» **Work required**:
If a line of the records contains the string "structured", copy it out.

Data extracted from a collection
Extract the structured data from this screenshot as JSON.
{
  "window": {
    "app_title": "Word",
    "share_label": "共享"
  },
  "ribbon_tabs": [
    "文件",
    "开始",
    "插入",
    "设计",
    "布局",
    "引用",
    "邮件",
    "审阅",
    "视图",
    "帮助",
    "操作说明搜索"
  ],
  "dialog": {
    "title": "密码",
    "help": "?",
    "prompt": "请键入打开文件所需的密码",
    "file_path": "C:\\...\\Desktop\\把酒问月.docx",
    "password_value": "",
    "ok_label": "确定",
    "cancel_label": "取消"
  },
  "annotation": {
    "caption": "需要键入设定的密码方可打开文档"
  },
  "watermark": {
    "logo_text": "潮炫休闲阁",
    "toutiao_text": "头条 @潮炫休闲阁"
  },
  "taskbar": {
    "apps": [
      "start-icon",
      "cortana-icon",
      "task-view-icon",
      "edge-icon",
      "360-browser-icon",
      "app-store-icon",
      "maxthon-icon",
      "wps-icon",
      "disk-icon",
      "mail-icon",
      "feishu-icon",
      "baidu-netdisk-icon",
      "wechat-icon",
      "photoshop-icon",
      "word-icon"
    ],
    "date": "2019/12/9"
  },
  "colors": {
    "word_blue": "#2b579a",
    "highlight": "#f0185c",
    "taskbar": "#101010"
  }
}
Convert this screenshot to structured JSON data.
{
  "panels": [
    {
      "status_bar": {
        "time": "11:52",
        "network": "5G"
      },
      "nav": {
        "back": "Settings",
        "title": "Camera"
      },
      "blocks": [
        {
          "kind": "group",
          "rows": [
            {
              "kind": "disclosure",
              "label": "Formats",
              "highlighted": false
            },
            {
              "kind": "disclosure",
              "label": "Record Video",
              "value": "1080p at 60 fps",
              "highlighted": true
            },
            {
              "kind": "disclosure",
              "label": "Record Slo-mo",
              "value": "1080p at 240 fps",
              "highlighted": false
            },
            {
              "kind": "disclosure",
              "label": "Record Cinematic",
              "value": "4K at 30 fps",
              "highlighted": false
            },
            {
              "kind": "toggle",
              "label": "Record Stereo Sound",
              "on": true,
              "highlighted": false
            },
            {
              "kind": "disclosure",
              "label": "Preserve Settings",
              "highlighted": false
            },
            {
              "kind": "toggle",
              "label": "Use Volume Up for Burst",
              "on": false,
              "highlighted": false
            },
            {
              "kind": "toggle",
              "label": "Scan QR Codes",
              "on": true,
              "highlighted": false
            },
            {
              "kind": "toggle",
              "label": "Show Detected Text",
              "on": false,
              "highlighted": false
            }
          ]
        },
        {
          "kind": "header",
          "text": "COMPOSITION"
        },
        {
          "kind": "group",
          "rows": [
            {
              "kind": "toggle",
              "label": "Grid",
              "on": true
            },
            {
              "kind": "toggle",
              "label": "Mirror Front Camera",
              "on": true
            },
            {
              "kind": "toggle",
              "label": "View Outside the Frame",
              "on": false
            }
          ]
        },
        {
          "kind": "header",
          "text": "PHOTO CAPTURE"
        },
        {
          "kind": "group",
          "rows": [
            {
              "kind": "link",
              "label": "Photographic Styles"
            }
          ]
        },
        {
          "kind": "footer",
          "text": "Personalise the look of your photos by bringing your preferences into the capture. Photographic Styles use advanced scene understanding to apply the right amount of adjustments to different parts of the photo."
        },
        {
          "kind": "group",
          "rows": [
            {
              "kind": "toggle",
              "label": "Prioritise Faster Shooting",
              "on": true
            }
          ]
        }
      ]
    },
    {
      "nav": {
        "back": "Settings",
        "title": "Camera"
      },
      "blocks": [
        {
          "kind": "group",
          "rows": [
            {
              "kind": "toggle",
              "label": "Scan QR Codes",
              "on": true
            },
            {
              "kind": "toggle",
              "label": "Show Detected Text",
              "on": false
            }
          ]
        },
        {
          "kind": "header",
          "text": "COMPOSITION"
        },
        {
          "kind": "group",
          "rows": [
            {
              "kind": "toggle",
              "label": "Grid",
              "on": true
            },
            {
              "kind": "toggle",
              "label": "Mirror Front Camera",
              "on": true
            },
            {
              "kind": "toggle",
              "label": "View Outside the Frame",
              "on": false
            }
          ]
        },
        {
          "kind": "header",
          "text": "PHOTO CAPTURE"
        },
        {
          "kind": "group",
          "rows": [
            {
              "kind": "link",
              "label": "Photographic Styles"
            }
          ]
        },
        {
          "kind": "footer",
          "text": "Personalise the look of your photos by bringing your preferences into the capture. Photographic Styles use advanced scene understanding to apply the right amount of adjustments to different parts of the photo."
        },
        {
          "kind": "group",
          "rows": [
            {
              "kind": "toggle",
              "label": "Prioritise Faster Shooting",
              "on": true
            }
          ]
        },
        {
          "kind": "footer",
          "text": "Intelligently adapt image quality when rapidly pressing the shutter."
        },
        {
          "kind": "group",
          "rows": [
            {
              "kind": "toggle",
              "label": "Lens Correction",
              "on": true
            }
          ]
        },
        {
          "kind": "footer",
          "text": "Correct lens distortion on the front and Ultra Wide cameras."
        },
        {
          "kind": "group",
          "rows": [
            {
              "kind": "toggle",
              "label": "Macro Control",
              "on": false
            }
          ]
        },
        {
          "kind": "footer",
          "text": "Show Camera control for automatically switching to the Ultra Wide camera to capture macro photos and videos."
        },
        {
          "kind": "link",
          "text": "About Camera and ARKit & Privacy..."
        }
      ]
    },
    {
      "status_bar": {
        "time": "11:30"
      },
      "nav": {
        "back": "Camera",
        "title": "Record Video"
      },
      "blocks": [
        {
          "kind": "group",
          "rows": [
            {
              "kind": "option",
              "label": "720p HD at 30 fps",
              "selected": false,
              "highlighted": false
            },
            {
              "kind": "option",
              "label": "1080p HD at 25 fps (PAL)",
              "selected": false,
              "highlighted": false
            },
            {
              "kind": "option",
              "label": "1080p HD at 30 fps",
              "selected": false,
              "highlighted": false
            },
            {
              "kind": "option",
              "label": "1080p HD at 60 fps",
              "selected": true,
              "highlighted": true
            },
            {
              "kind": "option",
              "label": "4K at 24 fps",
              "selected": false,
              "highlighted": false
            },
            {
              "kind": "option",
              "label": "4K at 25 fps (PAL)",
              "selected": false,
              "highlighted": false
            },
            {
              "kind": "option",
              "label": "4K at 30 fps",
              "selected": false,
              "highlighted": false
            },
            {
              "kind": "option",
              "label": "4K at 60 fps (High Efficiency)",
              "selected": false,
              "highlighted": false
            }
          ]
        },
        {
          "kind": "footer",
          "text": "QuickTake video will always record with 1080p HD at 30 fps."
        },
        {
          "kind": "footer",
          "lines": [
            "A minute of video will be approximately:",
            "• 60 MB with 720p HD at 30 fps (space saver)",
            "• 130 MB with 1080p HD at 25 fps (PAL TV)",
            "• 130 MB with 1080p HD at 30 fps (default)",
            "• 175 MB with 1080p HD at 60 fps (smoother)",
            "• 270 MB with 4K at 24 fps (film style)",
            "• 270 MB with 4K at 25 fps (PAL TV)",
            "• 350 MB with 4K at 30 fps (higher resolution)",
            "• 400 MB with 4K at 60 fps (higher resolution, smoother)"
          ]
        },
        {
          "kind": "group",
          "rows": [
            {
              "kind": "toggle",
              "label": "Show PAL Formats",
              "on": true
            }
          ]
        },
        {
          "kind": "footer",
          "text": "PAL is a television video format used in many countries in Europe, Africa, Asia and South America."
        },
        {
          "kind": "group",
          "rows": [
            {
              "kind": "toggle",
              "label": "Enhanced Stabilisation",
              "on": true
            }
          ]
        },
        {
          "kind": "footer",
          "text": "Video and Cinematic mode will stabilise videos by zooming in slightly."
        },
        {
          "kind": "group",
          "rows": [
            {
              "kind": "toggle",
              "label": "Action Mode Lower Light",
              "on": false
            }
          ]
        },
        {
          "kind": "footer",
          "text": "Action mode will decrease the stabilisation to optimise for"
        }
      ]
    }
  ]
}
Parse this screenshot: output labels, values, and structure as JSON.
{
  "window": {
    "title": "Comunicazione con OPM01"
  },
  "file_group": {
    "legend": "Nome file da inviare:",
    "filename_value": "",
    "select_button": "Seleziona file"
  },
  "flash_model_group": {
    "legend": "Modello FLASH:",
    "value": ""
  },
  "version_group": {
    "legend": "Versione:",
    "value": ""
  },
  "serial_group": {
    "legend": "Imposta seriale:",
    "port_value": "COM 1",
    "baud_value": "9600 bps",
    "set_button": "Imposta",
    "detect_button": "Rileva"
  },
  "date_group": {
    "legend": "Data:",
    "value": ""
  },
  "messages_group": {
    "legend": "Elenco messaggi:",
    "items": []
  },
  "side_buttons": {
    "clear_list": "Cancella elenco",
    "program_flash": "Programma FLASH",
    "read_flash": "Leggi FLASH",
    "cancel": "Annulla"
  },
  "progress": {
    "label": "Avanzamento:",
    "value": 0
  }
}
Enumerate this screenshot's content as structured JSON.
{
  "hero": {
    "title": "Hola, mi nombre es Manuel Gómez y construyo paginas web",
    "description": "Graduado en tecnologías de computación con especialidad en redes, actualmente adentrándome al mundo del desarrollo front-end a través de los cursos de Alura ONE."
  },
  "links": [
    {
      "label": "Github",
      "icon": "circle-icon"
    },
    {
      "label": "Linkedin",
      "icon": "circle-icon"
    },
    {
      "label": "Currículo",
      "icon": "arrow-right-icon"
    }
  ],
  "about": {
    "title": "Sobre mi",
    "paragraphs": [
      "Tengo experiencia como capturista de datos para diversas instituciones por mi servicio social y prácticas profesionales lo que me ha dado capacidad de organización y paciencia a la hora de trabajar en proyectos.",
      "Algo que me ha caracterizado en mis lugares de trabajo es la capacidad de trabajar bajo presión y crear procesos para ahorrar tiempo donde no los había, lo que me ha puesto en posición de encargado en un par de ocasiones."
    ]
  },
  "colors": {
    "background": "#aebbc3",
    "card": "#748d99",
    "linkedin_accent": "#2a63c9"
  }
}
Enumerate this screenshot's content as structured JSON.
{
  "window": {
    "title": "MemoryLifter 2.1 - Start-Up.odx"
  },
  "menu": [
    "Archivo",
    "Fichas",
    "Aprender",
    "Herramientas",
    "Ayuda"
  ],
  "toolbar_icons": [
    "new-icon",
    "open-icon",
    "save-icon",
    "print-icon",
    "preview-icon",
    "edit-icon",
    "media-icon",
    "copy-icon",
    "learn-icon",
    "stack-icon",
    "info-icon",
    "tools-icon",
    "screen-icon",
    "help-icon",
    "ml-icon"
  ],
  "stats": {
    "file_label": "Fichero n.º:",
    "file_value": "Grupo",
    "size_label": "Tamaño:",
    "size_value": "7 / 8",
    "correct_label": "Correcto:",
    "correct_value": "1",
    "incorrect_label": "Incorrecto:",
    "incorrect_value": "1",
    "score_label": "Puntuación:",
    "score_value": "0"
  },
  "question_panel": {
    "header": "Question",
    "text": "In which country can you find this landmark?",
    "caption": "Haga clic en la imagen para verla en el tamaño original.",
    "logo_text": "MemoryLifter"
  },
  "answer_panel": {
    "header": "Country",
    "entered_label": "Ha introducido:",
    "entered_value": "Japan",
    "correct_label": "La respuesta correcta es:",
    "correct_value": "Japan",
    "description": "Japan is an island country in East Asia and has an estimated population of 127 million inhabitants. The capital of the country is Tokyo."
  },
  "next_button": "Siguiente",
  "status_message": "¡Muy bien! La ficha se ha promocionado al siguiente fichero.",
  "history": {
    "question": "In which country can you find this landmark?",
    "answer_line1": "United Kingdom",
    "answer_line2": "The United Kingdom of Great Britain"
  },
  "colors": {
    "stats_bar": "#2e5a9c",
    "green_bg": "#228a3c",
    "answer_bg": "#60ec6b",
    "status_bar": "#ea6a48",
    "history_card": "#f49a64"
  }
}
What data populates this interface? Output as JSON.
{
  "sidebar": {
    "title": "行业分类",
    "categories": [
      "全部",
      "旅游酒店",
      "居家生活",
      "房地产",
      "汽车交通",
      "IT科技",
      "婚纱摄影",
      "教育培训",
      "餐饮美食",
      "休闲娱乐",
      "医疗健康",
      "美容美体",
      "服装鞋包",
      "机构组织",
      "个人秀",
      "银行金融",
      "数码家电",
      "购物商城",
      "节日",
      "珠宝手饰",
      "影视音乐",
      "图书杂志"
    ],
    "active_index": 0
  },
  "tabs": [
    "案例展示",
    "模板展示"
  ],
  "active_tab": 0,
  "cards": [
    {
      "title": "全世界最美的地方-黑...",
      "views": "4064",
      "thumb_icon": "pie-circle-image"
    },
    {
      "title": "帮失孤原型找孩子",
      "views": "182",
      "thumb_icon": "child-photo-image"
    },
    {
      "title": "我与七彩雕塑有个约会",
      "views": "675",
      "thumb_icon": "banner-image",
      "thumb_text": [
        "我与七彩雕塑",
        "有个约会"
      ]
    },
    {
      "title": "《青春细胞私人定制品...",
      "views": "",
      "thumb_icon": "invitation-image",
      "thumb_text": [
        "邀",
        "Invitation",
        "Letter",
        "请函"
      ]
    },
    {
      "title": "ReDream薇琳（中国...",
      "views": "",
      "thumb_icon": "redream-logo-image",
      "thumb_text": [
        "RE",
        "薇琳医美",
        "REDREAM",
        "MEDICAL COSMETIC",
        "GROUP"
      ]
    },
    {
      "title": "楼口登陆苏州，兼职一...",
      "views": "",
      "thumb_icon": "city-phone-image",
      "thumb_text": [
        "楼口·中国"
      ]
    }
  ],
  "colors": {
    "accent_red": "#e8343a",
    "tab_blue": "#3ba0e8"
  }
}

» **Expected answer**:
Extract the structured data from this screenshot as JSON.
Convert this screenshot to structured JSON data.
Enumerate this screenshot's content as structured JSON.
Enumerate this screenshot's content as structured JSON.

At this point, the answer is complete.